Page Thumbnails

  • Thumbnail: Page 
559
    559
  • Thumbnail: Page 
560
    560
  • Thumbnail: Page 
561
    561
  • Thumbnail: Page 
562
    562
  • Thumbnail: Page 
563
    563
  • Thumbnail: Page 
564
    564
  • Thumbnail: Page 
565
    565
  • Thumbnail: Page 
566
    566
  • Thumbnail: Page 
567
    567
  • Thumbnail: Page 
568
    568
  • Thumbnail: Page 
569
    569
  • Thumbnail: Page 
570
    570
  • Thumbnail: Page 
571
    571
  • Thumbnail: Page 
572
    572
  • Thumbnail: Page 
573
    573
  • Thumbnail: Page 
574
    574
  • Thumbnail: Page 
575
    575
  • Thumbnail: Page 
576
    576
  • Thumbnail: Page 
577
    577
  • Thumbnail: Page 
578
    578
  • Thumbnail: Page 
579
    579
  • Thumbnail: Page 
580
    580
  • Thumbnail: Page 
581
    581
  • Thumbnail: Page 
582
    582
  • Thumbnail: Page 
583
    583
  • Thumbnail: Page 
584
    584
  • Thumbnail: Page 
585
    585
  • Thumbnail: Page 
586
    586
  • Thumbnail: Page 
587
    587
  • Thumbnail: Page 
588
    588
  • Thumbnail: Page 
589
    589
  • Thumbnail: Page 
590
    590
  • Thumbnail: Page 
591
    591
  • Thumbnail: Page 
592
    592
  • Thumbnail: Page 
593
    593
  • Thumbnail: Page 
594
    594
  • Thumbnail: Page 
595
    595
  • Thumbnail: Page 
596
    596
  • Thumbnail: Page 
597
    597
  • Thumbnail: Page 
598
    598
  • Thumbnail: Page 
599
    599
  • Thumbnail: Page 
600
    600
  • Thumbnail: Page 
601
    601
  • Thumbnail: Page 
602
    602
  • Thumbnail: Page 
603
    603
  • Thumbnail: Page 
604
    604
  • Thumbnail: Page 
605
    605
  • Thumbnail: Page 
606
    606
  • Thumbnail: Page 
607
    607
  • Thumbnail: Page 
608
    608
  • Thumbnail: Page 
609
    609
  • Thumbnail: Page 
610
    610
  • Thumbnail: Page 
611
    611
  • Thumbnail: Page 
612
    612
  • Thumbnail: Page 
613
    613
  • Thumbnail: Page 
614
    614
  • Thumbnail: Page 
615
    615
  • Thumbnail: Page 
616
    616
  • Thumbnail: Page 
617
    617
  • Thumbnail: Page 
618
    618
  • Thumbnail: Page 
619
    619
  • Thumbnail: Page 
620
    620
  • Thumbnail: Page 
621
    621
  • Thumbnail: Page 

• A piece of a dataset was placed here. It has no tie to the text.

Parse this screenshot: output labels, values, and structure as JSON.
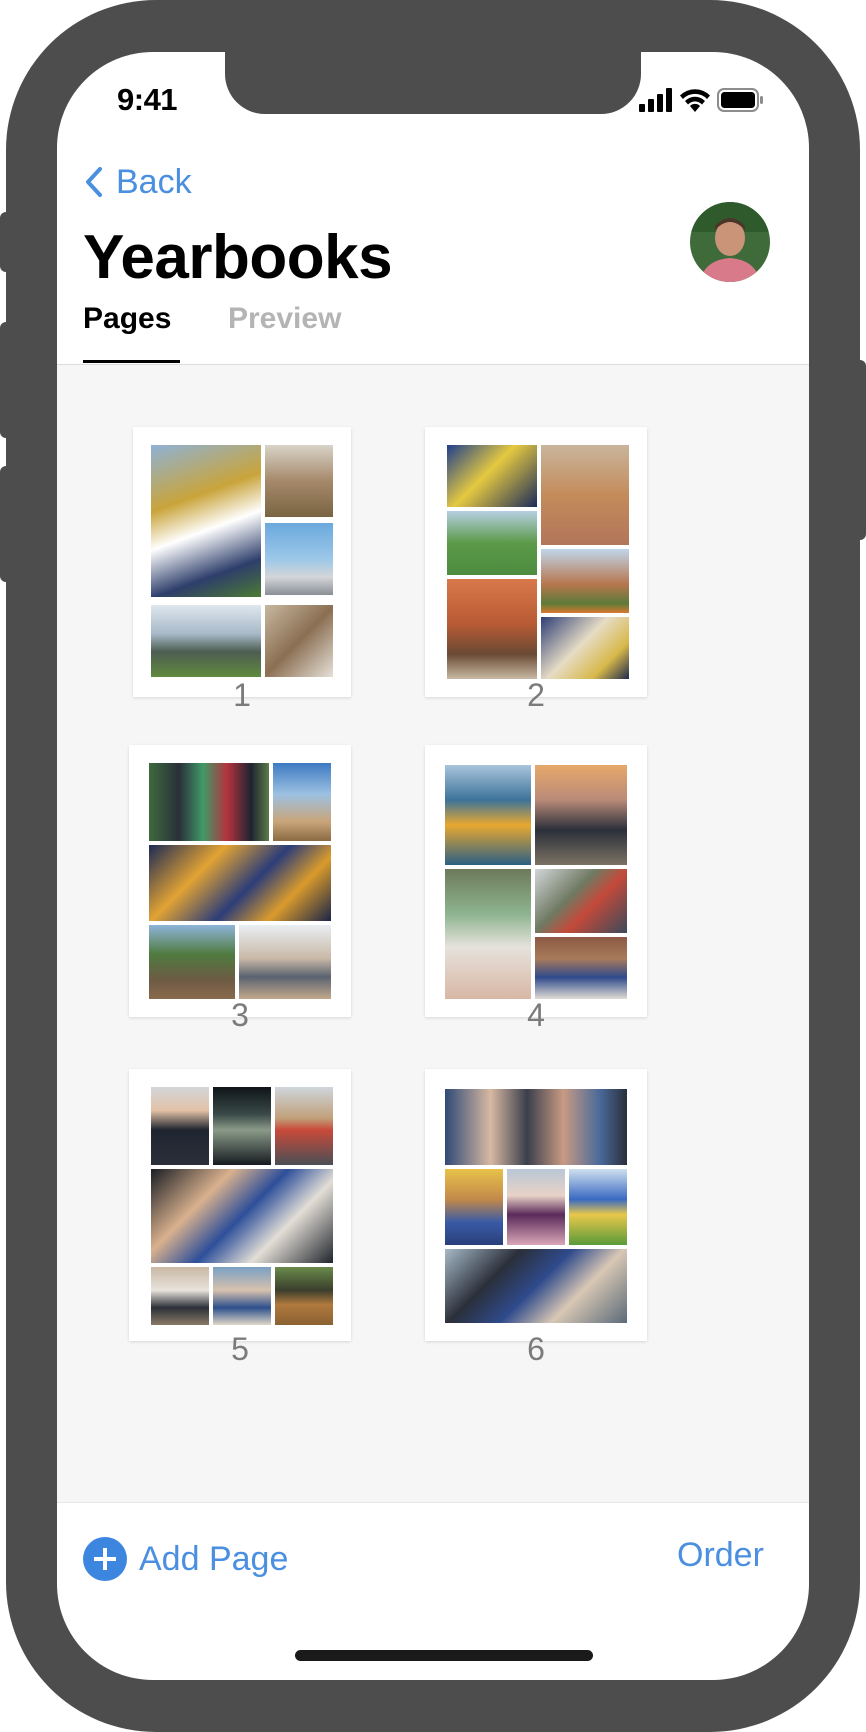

622
    622
  • Thumbnail: Page 
623
    623
  • Thumbnail: Page 
624
    624
  • Thumbnail: Page 
625
    625
  • Thumbnail: Page 
626
    626
  • Thumbnail: Page 
627
    627